One corridor off the Staircase of Sudden Death serves the two bedrooms; the other corridor off it connects to the bathroom, tucked in behind Simon's room. But since the Staircase had such trouble gaining the necessary height with sufficient rapidity, there is no landing connecting these two corridors: to get from my bedroom to the bathroom, you have to step down onto the first step, and then up again into the bathroom corridor. Nice and challenging when half asleep and in the dark.

The bathroom itself is quite large and is carpeted with some kind of stuff obviously designed for bathrooms: it's like walking around on a huge bath mat. It contains a bathtub, onto which has been retrofitted an electric shower.

That's right: an electric shower. It's a box, with a single cold water pipe running into it, and electric power rewired from what used to be a light fitting overhead, and which indeed still has a string hanging down, by means of which the light could be turned on and off. There is a knob on the box to control water temperature: you twist the knob and water starts to flow, and is electrically heated by an element in the box.

I am stunned. "What a clever idea," I think to myself, "mixing water and electricity in a highly humid and poorly maintained environment, less than half a metre away from a naked human who is standing right in the middle of the shortest path to ground."

The electric shower.  Possibly designed by Nazis.

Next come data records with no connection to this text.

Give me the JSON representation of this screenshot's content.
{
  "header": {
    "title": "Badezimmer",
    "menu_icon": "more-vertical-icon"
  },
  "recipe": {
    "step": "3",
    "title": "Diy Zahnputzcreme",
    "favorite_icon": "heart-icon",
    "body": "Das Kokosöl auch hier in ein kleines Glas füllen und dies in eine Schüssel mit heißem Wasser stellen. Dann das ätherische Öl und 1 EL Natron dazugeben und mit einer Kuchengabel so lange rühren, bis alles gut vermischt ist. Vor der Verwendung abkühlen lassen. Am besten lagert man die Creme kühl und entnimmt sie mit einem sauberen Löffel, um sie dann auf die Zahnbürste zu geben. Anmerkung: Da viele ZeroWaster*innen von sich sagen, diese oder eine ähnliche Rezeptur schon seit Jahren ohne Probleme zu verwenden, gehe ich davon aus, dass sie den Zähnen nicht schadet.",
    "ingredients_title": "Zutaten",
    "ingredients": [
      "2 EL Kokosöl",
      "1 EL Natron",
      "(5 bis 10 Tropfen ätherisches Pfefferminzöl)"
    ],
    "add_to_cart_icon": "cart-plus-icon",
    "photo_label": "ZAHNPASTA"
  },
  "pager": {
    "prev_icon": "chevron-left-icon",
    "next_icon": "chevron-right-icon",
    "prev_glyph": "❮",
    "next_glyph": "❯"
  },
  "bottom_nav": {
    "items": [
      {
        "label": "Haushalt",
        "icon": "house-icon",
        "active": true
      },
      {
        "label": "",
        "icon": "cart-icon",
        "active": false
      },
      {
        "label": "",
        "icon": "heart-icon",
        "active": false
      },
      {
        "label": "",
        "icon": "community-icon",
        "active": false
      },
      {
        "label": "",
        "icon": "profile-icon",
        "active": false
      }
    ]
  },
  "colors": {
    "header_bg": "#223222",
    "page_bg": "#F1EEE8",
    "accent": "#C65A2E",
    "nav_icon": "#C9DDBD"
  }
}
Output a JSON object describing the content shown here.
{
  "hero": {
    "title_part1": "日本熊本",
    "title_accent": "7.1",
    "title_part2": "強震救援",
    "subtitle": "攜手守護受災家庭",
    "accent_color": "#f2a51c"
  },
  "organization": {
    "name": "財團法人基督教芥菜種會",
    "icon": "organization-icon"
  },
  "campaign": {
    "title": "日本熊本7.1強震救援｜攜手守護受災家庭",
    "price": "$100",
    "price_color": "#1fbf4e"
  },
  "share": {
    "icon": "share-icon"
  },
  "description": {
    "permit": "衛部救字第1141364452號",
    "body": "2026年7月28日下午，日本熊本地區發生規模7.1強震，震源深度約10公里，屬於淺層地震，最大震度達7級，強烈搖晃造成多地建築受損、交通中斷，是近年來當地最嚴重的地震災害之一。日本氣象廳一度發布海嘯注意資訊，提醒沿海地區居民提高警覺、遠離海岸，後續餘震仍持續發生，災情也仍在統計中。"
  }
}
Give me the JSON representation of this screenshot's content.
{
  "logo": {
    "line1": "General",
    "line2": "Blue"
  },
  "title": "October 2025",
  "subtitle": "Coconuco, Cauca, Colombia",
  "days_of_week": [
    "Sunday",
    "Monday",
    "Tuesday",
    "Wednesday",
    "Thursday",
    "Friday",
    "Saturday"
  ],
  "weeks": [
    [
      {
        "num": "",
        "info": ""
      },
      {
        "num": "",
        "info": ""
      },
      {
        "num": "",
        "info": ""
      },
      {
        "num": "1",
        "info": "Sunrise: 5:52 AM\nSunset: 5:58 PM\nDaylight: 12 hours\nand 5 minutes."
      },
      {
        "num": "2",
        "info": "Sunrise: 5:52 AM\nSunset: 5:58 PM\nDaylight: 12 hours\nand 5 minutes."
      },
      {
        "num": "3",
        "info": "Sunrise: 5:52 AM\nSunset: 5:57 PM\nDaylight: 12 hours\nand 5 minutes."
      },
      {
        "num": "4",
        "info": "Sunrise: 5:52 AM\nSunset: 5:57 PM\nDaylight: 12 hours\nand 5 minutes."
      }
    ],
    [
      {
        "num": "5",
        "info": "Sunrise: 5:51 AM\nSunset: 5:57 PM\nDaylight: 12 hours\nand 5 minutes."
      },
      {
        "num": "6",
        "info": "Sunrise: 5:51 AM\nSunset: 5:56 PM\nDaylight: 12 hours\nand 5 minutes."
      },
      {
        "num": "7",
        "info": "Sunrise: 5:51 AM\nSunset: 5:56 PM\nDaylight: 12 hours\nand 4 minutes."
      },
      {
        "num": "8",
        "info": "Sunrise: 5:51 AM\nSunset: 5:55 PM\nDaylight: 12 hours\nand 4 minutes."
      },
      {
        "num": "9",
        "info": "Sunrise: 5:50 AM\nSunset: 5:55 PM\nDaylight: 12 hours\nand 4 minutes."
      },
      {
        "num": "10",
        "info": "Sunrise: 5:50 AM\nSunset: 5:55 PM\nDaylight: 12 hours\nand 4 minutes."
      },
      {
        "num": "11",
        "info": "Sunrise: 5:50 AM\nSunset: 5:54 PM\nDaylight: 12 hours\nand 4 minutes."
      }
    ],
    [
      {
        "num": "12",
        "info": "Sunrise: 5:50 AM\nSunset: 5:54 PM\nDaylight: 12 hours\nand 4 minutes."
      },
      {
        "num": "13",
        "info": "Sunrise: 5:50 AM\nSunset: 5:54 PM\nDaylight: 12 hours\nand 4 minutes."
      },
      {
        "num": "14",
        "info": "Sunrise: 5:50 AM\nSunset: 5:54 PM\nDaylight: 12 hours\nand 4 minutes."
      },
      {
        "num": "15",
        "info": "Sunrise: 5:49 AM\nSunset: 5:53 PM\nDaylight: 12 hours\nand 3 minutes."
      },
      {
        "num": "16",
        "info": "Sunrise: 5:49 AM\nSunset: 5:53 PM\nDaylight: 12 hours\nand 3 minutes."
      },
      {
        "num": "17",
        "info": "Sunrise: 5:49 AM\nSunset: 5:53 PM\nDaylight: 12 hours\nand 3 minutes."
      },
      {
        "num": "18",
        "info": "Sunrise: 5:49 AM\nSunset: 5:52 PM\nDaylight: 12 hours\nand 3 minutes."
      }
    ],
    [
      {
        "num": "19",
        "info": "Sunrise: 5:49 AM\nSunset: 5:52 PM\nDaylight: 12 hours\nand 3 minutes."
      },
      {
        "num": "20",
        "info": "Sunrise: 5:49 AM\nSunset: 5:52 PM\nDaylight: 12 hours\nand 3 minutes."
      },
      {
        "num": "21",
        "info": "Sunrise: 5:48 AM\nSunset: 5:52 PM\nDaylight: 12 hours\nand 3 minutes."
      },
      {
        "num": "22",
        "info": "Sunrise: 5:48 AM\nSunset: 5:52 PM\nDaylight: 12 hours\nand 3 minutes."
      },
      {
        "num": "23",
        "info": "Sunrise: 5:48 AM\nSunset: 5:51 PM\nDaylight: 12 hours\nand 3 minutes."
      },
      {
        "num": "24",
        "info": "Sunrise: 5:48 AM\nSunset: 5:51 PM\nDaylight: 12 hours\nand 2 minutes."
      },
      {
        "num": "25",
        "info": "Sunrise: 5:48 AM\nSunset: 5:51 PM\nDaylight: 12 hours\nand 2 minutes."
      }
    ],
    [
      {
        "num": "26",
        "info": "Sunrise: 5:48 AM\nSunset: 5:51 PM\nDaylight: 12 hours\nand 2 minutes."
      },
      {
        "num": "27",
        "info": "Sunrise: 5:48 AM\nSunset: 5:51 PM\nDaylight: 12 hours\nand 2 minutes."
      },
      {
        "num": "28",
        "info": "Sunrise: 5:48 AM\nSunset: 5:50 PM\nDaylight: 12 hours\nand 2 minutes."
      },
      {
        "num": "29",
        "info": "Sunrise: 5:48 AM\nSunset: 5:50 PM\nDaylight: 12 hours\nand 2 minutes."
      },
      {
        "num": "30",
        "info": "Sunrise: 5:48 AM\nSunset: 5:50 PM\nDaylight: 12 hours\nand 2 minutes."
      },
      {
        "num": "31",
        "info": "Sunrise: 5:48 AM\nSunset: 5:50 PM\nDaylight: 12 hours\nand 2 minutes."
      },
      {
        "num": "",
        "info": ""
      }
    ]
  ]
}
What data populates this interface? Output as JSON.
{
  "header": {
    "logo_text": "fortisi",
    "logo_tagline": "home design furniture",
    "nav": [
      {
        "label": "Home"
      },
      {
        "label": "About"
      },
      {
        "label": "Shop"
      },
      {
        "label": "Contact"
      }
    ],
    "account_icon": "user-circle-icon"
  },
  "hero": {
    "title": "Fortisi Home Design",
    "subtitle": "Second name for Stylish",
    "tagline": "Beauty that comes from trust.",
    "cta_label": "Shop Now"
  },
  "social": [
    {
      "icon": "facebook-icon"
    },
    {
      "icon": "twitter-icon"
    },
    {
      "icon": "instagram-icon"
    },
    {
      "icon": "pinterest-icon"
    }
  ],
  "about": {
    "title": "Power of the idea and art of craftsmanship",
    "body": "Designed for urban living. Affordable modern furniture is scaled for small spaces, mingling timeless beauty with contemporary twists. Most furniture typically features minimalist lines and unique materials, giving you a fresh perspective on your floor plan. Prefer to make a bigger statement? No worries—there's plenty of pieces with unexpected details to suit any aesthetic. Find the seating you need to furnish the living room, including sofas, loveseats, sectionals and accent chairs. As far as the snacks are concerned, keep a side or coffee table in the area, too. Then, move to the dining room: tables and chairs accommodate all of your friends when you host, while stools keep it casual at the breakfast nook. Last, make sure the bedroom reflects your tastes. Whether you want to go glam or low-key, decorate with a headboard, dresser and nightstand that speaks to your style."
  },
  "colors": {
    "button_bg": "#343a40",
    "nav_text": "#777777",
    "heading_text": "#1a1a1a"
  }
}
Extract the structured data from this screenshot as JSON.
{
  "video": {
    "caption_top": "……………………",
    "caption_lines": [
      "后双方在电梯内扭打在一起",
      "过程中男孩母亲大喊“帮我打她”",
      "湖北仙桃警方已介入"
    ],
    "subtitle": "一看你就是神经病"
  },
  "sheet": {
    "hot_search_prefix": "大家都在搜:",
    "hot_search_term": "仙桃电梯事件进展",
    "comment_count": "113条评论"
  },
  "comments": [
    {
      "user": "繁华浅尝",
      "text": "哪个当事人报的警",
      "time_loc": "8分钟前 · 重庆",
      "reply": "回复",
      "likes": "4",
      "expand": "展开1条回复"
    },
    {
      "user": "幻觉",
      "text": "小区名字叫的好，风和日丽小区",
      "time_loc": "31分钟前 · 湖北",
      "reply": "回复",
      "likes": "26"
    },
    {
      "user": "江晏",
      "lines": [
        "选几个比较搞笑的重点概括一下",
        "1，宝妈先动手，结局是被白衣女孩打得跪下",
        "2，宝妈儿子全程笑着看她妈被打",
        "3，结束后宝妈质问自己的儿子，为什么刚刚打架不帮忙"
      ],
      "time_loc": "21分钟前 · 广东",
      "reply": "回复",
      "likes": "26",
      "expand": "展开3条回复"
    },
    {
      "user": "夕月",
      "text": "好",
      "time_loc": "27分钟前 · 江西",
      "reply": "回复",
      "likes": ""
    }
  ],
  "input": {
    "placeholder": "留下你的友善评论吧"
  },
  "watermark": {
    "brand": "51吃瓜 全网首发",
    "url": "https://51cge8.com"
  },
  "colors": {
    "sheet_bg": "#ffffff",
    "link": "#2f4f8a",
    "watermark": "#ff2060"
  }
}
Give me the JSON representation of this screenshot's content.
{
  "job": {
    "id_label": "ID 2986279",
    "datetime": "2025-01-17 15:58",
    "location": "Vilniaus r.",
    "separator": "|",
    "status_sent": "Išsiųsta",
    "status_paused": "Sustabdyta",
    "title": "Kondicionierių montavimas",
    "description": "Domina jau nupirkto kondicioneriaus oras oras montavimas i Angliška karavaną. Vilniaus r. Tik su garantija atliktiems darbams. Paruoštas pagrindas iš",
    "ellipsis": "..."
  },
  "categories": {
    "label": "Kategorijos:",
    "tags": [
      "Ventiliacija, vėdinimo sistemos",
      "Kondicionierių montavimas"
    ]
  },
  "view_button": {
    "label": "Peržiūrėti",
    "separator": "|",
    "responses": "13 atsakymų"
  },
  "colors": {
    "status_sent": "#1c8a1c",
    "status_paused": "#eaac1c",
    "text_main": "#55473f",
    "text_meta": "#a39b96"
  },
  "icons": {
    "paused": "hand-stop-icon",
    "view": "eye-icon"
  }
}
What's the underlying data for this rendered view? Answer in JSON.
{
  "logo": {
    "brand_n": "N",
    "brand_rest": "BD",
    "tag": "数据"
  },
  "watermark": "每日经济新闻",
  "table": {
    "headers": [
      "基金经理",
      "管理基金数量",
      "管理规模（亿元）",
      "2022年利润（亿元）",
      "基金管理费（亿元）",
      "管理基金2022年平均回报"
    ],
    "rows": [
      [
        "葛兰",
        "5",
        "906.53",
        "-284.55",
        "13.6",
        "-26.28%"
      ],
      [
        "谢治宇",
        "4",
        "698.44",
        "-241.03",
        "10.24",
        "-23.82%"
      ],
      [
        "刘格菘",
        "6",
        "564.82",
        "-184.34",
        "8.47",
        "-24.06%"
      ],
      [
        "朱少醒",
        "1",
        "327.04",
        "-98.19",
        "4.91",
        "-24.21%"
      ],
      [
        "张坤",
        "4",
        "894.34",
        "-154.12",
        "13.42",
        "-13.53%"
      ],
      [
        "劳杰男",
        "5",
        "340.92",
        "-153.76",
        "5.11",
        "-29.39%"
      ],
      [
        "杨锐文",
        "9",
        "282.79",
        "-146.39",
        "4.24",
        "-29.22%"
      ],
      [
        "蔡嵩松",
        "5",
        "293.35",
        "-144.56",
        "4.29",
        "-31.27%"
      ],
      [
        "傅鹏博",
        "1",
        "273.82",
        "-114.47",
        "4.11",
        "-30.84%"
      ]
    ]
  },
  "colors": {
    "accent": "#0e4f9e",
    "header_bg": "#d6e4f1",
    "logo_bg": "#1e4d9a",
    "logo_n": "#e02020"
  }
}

The bathroom also contains the warming cupboard. This is part of the house's heating system, and it contains a large tank which is full of warm or hot water. I am uncertain as to whether or not this tank is associated with the hot water system downstairs in the kitchen; I think not. This warm water is then piped to a series of radiators, one in each room in the house; a procedure which occasionally involves an amazing collection of creaking, groaning and clanking noises. The water heats the radiator, which in turn warms the room. The whole thing is obviously retrofitted: all the radiator pipes run outside the walls, around skirting-board height in most of the rooms.

There is also an upwards continuation of the Staircase. Cleverly, part of the ceiling over this stretch of Staircase is sufficiently low that if you choose to climb it in staircase mode (as opposed to ladder mode), you whack your head, quite hard.

The second floor contains two more bedrooms, at slightly different floor levels; with low, sloping ceilings. These two rooms are effectively the attic, so although there's plenty of space where you enter the rooms, at the middle of the house, there is a rapidly diminishing head clearance as you move towards the edges. These two rooms are presently unoccupied.

The phone and TV lines are retrofitted, similar to the heating system. (Obviously none of these things were standard in housing a century ago.) The phone line is tacked to the outside of the building and snakes in through a window to the house's sole phone jack, in the living room. However, most of the wiring for the lighting (except in the bathroom) and some of the wiring for electrical outlets is run inside the walls. The visible portion (switches and outlets) all looks modern, but I wonder what kind of wire is buried in the walls. I have a nasty suspicion that if I opened up a switch or an outlet, I'd find solid core copper cable with woven cotton insulation, long since dried and turned weak and brittle.

My room contains a bed with a heavy duvet, a bedside table and wardrobe that actually match (although the wardrobe is broken such that the doors don't close), and a mismatched bookcase, desk and chair. It now also contains my suitcase. Brian and I go out for fish and chips, which for some reason involves mushy peas; and then I go to sleep.

Tomorrow morning Phil will pick me up and we'll walk into the office together. This will supply me with a guided tour of the way to the office, and a bit of a look around Leicester.

Next: Leicester